### What is expected
Search the entries below for the word "this", then copy each line in which it is found.

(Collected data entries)
==================================================

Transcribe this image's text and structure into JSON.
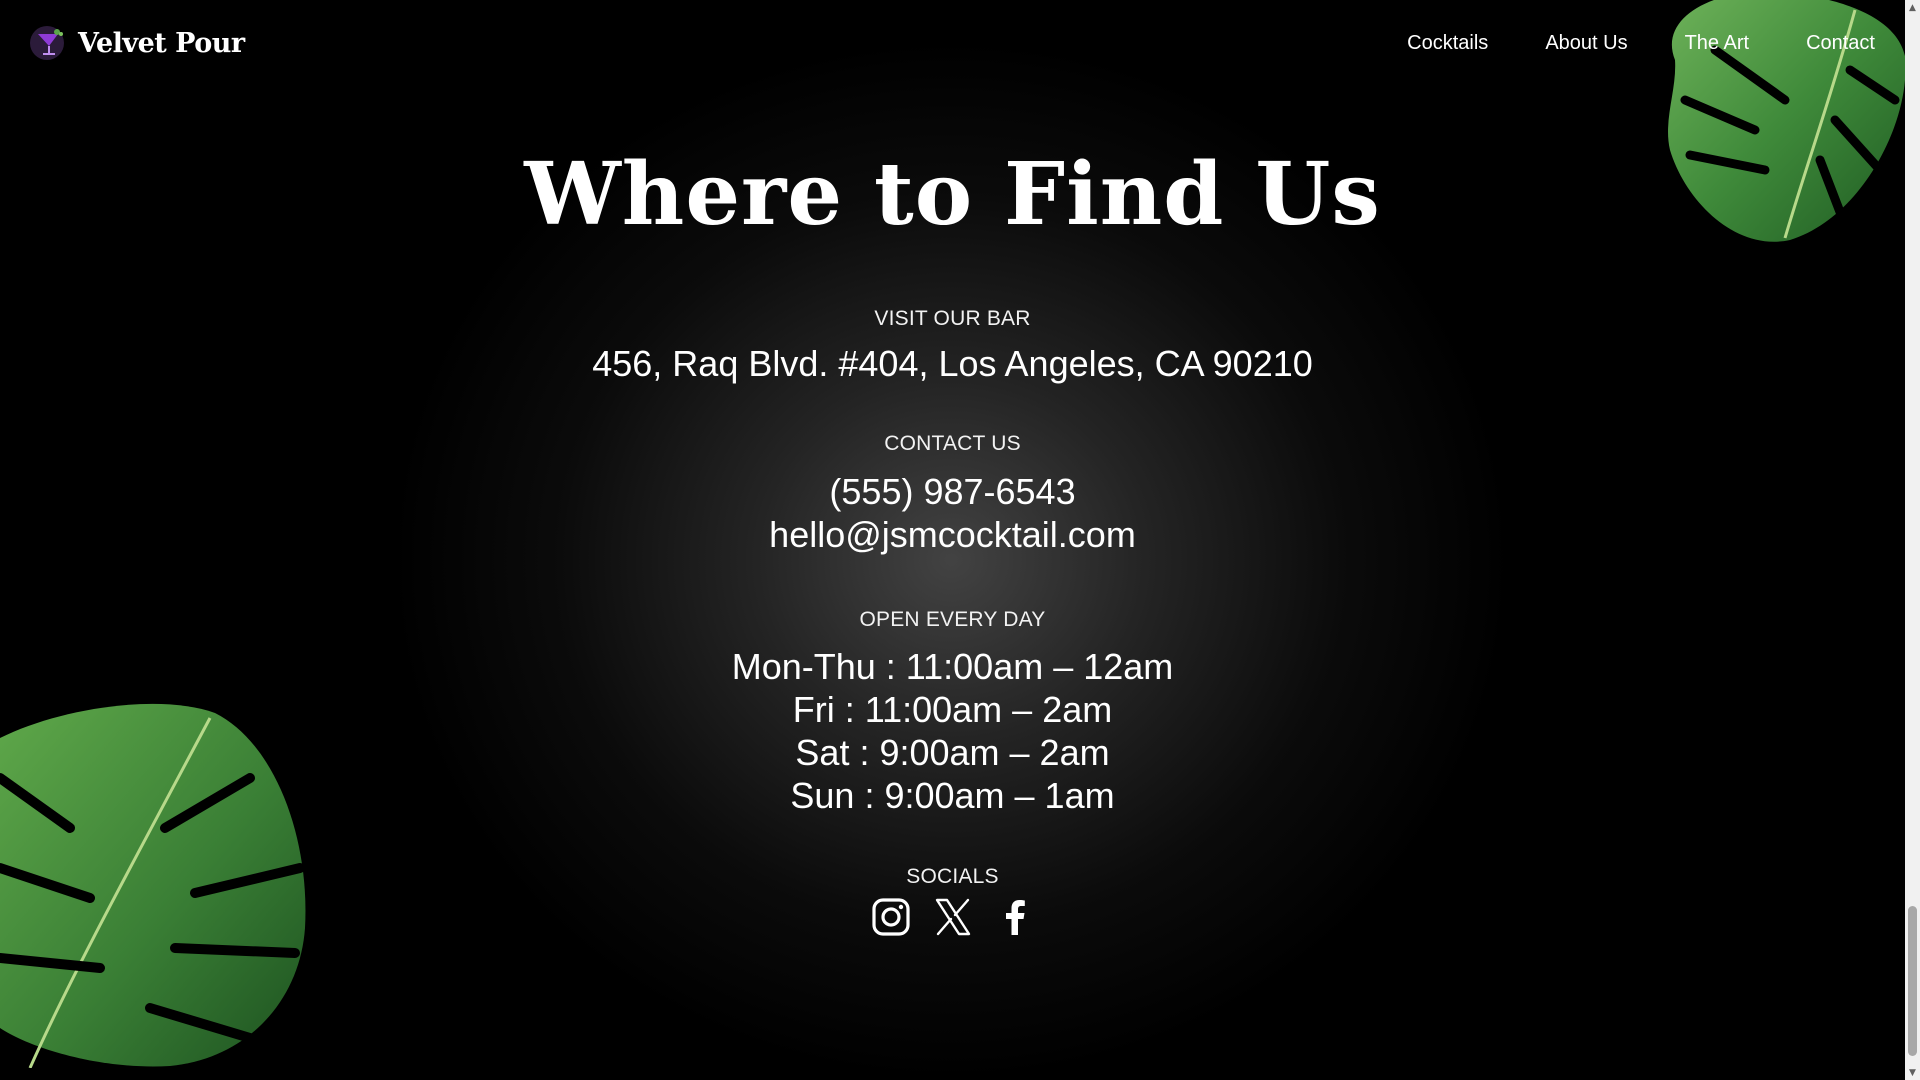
{
  "brand": {
    "name": "Velvet Pour",
    "logo_icon": "cocktail-glass-icon"
  },
  "nav": {
    "links": [
      "Cocktails",
      "About Us",
      "The Art",
      "Contact"
    ]
  },
  "page": {
    "title": "Where to Find Us",
    "visit": {
      "label": "VISIT OUR BAR",
      "address": "456, Raq Blvd. #404, Los Angeles, CA 90210"
    },
    "contact": {
      "label": "CONTACT US",
      "phone": "(555) 987-6543",
      "email": "hello@jsmcocktail.com"
    },
    "hours": {
      "label": "OPEN EVERY DAY",
      "lines": [
        "Mon-Thu : 11:00am – 12am",
        "Fri : 11:00am – 2am",
        "Sat : 9:00am – 2am",
        "Sun : 9:00am – 1am"
      ]
    },
    "socials": {
      "label": "SOCIALS",
      "icons": [
        "instagram-icon",
        "x-twitter-icon",
        "facebook-icon"
      ]
    }
  },
  "colors": {
    "background": "#000000",
    "text": "#ffffff",
    "leaf": "#3f8a3a",
    "logo_purple": "#8e3bd6"
  },
  "scrollbar": {
    "position_fraction": 0.88
  }
}
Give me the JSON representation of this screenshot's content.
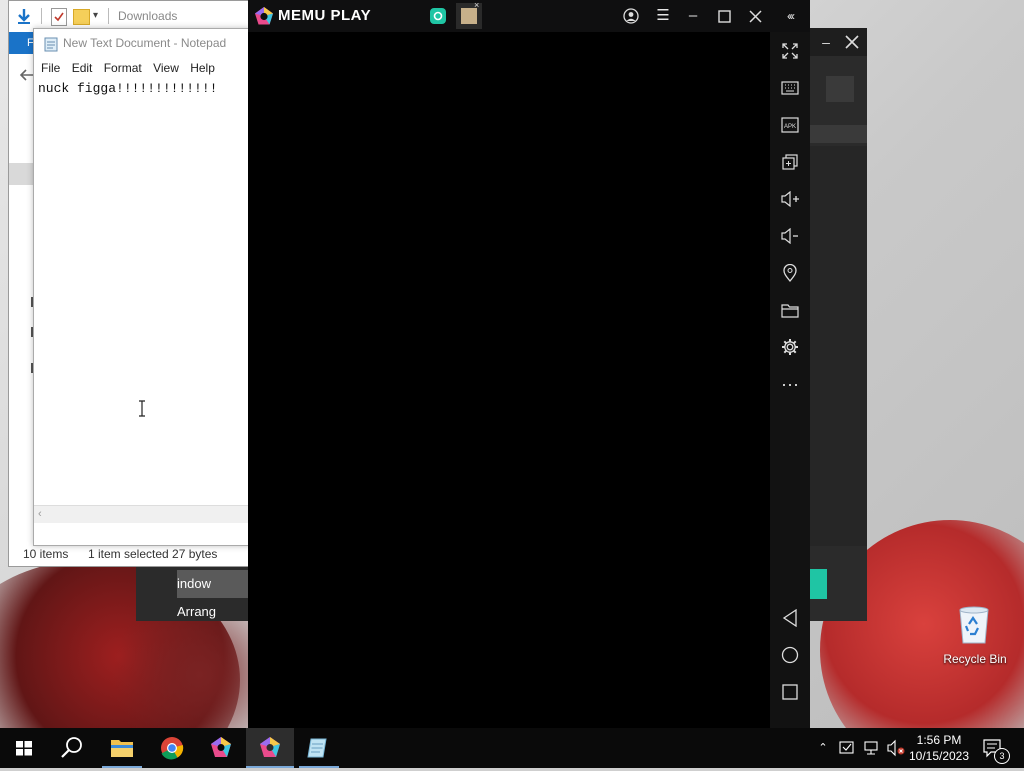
{
  "explorer": {
    "title": "Downloads",
    "ribbon_tab": "F",
    "status": {
      "items": "10 items",
      "selected": "1 item selected  27 bytes"
    }
  },
  "darkwin": {
    "partial_label": "indow Arrang"
  },
  "notepad": {
    "title": "New Text Document - Notepad",
    "menu": [
      "File",
      "Edit",
      "Format",
      "View",
      "Help"
    ],
    "content": "nuck figga!!!!!!!!!!!!!"
  },
  "memu": {
    "brand": "MEMU PLAY",
    "sidebar": [
      "fullscreen-icon",
      "keyboard-icon",
      "apk-icon",
      "multi-instance-icon",
      "volume-up-icon",
      "volume-down-icon",
      "location-icon",
      "folder-icon",
      "settings-icon",
      "more-icon"
    ],
    "nav": [
      "back-icon",
      "home-icon",
      "recents-icon"
    ]
  },
  "desktop": {
    "recycle_bin": "Recycle Bin"
  },
  "taskbar": {
    "time": "1:56 PM",
    "date": "10/15/2023",
    "notifications": "3"
  },
  "colors": {
    "accent": "#1a73c8",
    "memu_teal": "#1fc5a4",
    "taskbar": "#0a0a0a"
  }
}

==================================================

### Exercise solution
Transcribe this image's text and structure into JSON.
Give me the JSON representation of this screenshot's content.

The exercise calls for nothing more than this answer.